There’s an essay by Amy Larocca on why New Yorkers have always worn black, with photos that date back to 1900, though other photos — such as Amy Arbus’s 1983 picture of a cheetah/leopard print outfit — prove we don’t always wear all black all the time. The list of important stores warmed my heart with the inclusion of Paraphernalia, Charivari, Patricia Field, and my beloved Fiorucci.
Other essays celebrate fashion icons such as Diana Vreeland, Nan Kempner and Tina Chow. There’s a lineup of legendary sneakers; a recollection of clothes that scandalized; and a selection of runway shows that pushed fashion forward. As a bonus, there’s a previously unpublished 1966 shoot that Larry Fink did of Andy Warhol and his Factory crowd, including Edie Sedgwick, whose bio by Jean Stein I read over and over again in the 1980s.

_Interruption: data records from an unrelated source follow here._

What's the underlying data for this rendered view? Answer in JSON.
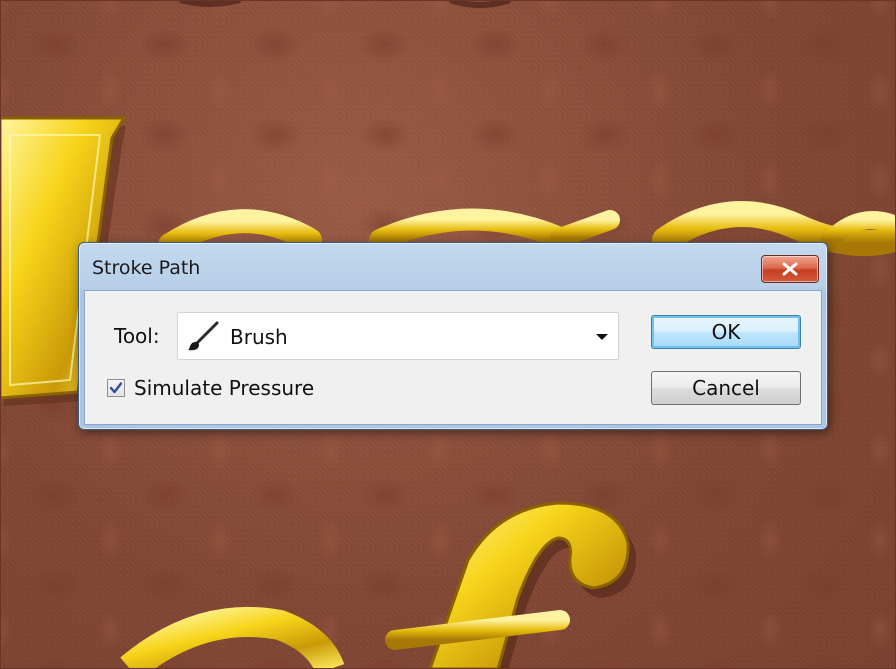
{
  "dialog": {
    "title": "Stroke Path",
    "close_icon": "close-x-icon",
    "tool_label": "Tool:",
    "tool_value": "Brush",
    "tool_icon": "brush-icon",
    "simulate_pressure_label": "Simulate Pressure",
    "simulate_pressure_checked": true,
    "ok_label": "OK",
    "cancel_label": "Cancel"
  },
  "colors": {
    "background": "#8b4d3a",
    "gold": "#f2d016",
    "titlebar": "#b7cfe8",
    "close_button": "#c63e23"
  }
}
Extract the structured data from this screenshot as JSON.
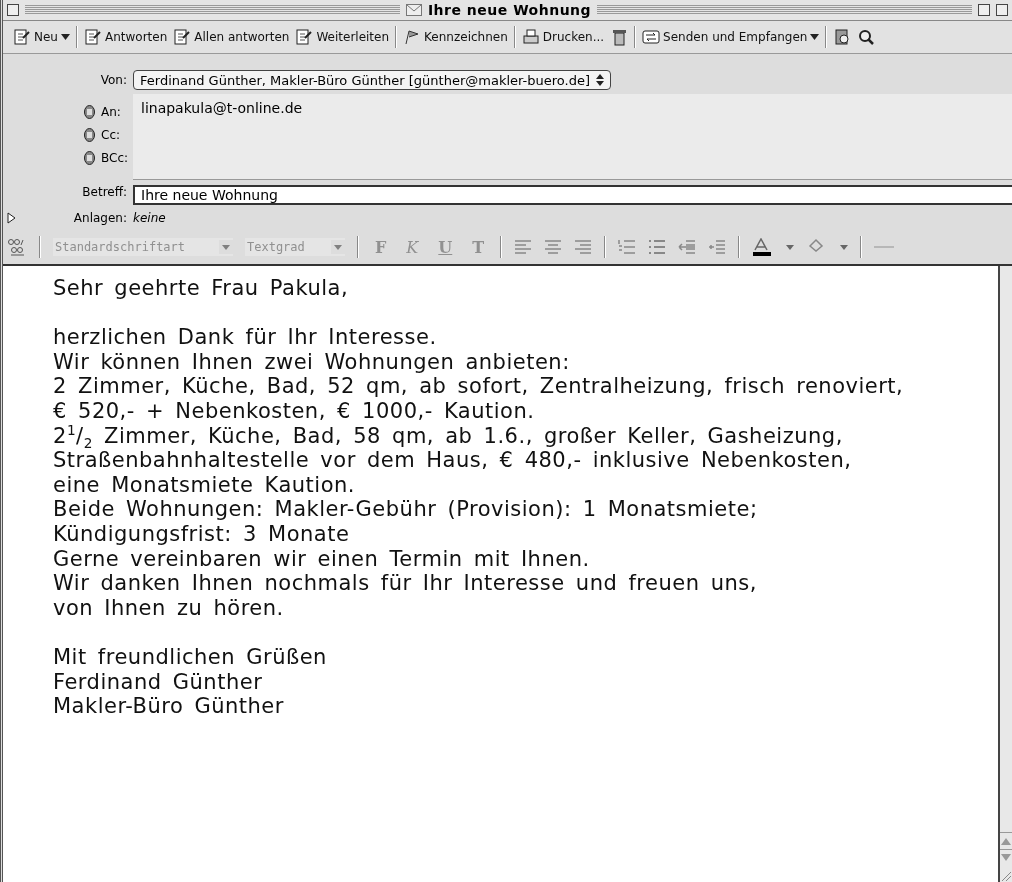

But my favorite photo is one from 1926 that’s more evidence (in case we needed it) that trends we think are brand new are often anything but. As I like to say, “Fashion repeats itself” and this lady has the choker and the anklet to prove it, as well as a type of faux tattoo. She didn’t stop there, though. You must read the description of the whole outfit to fully appreciate how wild it is.
New York quoted the photographer’s original caption:
I love a woman who knows that more is more. It’s also very interesting to learn that 1970s punks weren’t the first to wear dog collars as chokers. My question is: When are we going to bring back wearing photos of our significant others on our legs and mirrors on our wrists? Those things are due for a comeback!